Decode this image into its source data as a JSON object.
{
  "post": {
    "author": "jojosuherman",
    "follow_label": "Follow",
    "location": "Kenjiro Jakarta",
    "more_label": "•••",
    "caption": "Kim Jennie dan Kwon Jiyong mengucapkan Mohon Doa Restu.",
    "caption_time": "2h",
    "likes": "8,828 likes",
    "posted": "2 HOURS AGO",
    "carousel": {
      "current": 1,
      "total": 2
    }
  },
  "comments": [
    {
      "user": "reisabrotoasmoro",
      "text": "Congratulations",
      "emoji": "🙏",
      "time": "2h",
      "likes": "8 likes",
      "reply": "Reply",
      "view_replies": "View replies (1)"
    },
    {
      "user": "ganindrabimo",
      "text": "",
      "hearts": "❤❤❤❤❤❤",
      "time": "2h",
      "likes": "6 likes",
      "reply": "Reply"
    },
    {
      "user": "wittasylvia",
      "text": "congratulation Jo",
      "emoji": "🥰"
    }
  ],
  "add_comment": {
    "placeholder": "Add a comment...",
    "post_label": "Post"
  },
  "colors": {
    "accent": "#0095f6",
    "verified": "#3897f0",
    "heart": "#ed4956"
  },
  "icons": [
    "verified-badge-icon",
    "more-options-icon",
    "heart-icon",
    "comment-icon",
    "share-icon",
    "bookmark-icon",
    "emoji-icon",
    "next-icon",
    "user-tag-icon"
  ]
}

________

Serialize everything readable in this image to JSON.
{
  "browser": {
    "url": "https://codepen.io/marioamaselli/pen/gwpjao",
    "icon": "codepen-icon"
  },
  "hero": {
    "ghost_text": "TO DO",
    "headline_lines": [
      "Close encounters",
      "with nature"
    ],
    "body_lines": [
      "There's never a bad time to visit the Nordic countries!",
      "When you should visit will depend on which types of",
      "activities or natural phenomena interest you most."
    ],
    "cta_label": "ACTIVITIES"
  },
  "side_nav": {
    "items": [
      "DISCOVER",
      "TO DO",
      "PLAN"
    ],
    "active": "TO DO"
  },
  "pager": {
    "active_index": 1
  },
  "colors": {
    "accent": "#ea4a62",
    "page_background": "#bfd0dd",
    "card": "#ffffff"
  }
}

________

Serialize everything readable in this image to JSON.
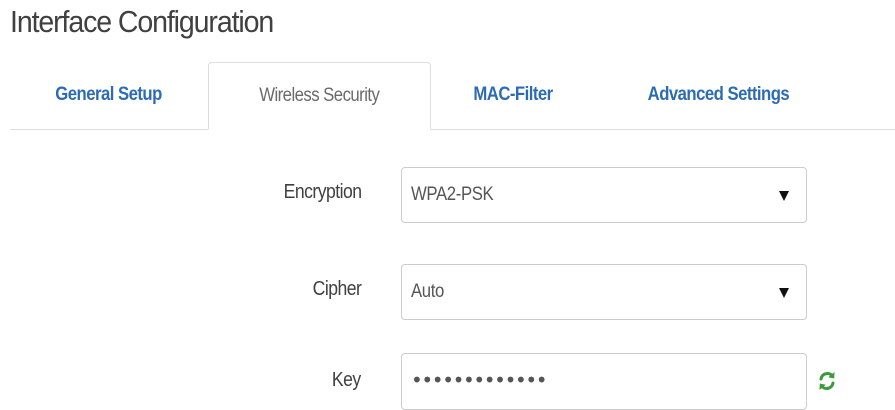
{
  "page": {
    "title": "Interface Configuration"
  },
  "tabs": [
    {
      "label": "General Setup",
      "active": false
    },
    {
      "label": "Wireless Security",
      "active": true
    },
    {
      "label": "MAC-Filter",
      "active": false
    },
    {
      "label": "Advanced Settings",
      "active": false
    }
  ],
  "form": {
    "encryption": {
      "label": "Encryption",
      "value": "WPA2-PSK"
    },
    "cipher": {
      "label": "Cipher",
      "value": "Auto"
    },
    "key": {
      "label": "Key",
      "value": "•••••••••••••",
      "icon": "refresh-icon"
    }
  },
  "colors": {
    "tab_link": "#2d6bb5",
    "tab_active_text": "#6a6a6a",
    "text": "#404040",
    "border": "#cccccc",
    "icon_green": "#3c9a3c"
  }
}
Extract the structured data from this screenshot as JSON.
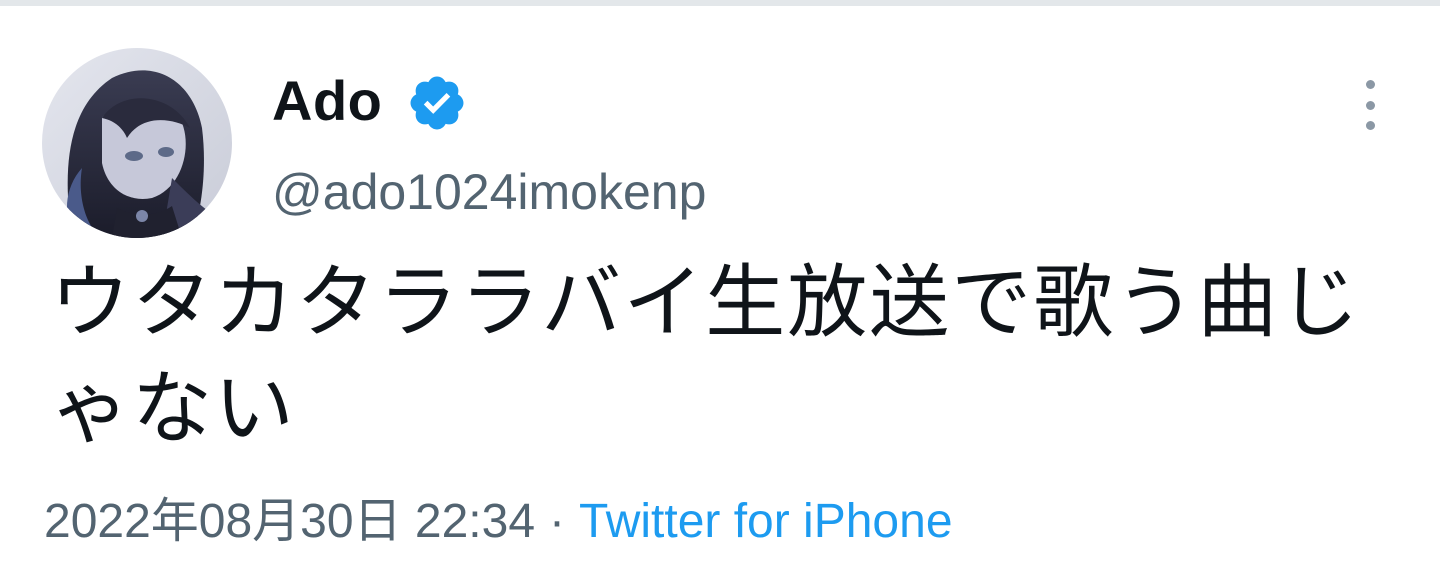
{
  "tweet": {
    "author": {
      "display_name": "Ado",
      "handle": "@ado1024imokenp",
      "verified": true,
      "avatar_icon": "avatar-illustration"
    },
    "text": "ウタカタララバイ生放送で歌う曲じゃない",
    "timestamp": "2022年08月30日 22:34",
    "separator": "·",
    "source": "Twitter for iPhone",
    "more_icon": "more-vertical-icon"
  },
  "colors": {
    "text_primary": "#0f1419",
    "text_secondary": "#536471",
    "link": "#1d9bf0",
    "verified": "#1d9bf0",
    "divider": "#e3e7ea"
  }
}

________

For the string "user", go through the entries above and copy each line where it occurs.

      "user": "reisabrotoasmoro",
      "user": "ganindrabimo",
      "user": "wittasylvia",
    "user-tag-icon"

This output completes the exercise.